◆ YOUR INSTRUCTIONS ◆
Each line of the records containing "doubleAll" is to be copied out and returned.

Dataset rows describing interfaces:
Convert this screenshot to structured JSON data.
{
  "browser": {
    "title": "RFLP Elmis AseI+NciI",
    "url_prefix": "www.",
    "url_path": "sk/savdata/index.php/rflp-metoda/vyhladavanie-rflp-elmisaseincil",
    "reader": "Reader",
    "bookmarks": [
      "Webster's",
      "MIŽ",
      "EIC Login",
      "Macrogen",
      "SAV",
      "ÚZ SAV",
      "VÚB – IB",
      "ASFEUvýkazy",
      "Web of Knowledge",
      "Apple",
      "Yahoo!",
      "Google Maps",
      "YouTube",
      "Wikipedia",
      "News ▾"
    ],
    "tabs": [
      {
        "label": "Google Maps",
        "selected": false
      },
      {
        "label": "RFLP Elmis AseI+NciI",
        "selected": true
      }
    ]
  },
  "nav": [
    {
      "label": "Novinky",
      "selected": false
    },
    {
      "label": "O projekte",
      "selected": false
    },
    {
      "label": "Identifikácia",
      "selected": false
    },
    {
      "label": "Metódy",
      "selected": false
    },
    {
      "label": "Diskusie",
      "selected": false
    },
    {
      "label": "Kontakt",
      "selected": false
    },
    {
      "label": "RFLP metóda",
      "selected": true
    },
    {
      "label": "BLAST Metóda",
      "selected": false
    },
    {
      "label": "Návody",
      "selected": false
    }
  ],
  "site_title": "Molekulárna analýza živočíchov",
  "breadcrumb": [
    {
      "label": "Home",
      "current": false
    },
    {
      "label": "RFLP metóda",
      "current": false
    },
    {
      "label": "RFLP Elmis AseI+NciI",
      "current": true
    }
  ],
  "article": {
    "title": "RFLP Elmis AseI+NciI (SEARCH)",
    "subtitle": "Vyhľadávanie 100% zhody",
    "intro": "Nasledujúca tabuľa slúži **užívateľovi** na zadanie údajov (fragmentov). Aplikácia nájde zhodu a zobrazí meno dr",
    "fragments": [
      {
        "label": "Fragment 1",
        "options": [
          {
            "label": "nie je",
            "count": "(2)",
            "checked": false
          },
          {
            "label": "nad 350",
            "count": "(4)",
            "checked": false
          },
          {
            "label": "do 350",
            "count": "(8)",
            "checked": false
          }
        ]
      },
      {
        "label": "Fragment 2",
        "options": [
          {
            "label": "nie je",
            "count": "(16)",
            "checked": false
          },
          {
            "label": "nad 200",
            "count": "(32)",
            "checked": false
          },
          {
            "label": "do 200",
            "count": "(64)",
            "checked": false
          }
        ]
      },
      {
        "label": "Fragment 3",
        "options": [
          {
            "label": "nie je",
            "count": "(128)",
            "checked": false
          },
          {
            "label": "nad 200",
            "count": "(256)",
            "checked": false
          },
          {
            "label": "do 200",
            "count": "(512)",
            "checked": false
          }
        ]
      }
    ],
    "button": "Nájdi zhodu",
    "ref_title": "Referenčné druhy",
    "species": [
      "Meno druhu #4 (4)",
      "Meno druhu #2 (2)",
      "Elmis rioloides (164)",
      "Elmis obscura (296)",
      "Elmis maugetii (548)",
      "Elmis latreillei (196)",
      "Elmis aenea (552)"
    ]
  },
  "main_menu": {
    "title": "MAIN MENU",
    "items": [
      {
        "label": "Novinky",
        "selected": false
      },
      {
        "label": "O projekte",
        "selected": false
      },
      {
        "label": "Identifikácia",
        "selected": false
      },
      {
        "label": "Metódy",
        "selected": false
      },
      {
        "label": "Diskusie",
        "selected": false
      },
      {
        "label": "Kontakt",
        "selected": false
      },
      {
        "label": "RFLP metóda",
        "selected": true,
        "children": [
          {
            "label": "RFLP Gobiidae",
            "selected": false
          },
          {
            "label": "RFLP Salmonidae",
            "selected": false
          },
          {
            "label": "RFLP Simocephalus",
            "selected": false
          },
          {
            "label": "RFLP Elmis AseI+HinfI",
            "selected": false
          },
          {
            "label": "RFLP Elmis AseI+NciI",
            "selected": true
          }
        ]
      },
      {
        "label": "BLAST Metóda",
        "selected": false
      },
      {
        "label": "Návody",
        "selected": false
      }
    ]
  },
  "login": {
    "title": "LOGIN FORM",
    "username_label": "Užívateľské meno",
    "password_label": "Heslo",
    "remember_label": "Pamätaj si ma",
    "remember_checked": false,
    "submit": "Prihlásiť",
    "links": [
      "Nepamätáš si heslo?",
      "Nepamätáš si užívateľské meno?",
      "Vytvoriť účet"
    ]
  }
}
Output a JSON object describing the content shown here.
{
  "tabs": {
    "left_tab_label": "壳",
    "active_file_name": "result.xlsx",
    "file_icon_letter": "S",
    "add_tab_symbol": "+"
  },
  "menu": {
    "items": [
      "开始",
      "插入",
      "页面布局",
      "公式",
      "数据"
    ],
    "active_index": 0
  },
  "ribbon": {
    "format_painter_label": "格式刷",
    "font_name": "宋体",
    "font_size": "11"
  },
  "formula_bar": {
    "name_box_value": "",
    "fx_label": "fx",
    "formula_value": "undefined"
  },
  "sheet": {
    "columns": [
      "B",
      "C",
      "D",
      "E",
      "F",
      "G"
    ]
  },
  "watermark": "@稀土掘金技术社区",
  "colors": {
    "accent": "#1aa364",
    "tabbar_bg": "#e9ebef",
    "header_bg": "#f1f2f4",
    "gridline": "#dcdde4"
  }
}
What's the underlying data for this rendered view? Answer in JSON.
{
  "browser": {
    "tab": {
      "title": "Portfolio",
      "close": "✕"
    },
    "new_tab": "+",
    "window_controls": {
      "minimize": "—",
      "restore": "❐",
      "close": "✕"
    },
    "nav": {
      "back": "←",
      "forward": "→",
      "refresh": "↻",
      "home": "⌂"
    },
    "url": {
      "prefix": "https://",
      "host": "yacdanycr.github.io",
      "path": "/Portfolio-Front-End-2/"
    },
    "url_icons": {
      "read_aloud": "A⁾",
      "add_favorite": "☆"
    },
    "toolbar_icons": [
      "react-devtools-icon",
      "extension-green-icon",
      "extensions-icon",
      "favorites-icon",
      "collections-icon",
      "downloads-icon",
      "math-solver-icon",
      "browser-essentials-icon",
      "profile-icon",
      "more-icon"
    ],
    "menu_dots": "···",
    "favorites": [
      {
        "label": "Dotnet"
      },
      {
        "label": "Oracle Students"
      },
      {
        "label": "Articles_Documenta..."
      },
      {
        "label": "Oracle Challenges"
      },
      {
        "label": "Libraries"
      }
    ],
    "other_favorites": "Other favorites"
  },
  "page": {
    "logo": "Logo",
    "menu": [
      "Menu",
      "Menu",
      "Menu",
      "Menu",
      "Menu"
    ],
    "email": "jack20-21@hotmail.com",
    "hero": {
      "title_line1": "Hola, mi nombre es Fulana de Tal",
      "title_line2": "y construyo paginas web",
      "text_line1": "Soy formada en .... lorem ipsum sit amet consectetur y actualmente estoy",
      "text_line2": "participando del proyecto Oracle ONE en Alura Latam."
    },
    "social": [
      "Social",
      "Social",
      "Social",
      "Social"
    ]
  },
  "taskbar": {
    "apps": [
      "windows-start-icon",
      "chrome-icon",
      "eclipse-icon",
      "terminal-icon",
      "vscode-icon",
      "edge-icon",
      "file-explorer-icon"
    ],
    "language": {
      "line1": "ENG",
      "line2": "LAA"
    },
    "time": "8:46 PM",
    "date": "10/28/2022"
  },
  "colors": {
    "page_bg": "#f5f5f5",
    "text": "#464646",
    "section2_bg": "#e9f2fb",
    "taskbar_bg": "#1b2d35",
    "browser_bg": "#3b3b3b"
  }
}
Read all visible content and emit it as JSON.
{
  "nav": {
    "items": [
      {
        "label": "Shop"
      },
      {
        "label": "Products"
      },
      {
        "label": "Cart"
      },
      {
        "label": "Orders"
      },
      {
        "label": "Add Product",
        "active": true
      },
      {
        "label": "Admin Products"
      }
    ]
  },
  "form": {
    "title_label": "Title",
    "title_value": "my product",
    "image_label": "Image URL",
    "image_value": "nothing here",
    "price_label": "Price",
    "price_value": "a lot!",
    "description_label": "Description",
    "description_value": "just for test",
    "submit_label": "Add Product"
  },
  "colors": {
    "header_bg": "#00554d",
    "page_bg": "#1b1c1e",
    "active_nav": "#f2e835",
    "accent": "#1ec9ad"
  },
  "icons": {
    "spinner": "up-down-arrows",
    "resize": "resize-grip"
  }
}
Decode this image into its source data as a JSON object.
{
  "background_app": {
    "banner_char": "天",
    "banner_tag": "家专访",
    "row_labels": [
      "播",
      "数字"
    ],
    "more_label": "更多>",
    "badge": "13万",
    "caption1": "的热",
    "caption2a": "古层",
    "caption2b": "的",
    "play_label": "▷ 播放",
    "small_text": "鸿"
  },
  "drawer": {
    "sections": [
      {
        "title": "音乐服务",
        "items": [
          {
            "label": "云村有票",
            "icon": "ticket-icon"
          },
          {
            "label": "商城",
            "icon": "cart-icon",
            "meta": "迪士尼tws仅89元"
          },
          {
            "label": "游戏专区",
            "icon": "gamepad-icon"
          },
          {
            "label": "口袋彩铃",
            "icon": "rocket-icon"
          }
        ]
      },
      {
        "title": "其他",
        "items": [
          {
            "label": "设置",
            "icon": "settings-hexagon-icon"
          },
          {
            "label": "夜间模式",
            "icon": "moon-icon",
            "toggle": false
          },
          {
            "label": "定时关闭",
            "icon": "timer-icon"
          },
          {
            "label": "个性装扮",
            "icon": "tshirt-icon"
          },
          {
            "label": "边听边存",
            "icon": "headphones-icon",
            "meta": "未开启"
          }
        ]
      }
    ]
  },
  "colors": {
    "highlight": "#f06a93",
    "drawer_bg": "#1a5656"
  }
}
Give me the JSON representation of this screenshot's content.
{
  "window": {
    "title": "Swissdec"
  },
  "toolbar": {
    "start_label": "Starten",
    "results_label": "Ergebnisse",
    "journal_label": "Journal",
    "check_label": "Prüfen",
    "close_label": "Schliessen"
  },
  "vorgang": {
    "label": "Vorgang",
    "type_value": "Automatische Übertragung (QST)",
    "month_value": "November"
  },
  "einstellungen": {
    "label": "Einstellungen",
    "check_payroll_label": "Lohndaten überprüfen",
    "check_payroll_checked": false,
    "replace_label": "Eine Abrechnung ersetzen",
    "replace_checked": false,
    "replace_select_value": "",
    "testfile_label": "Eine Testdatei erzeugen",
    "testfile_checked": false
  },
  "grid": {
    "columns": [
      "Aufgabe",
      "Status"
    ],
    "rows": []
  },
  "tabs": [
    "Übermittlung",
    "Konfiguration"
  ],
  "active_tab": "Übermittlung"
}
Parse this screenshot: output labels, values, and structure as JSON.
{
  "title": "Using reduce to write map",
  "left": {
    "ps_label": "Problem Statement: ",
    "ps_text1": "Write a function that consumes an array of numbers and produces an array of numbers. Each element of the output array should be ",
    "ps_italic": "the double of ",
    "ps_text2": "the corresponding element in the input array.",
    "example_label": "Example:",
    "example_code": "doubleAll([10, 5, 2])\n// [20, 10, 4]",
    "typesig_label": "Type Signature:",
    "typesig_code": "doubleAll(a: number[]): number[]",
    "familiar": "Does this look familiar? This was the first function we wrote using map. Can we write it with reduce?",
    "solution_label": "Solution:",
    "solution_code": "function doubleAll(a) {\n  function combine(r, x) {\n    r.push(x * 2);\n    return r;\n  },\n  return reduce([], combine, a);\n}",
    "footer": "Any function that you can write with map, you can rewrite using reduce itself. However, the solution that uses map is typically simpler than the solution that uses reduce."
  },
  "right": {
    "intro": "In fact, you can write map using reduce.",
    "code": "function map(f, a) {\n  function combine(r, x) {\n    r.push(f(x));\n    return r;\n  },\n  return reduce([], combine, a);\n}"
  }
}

◆ RESULT ◆
    "example_code": "doubleAll([10, 5, 2])\n// [20, 10, 4]",
    "typesig_code": "doubleAll(a: number[]): number[]",
    "solution_code": "function doubleAll(a) {\n  function combine(r, x) {\n    r.push(x * 2);\n    return r;\n  },\n  return reduce([], combine, a);\n}",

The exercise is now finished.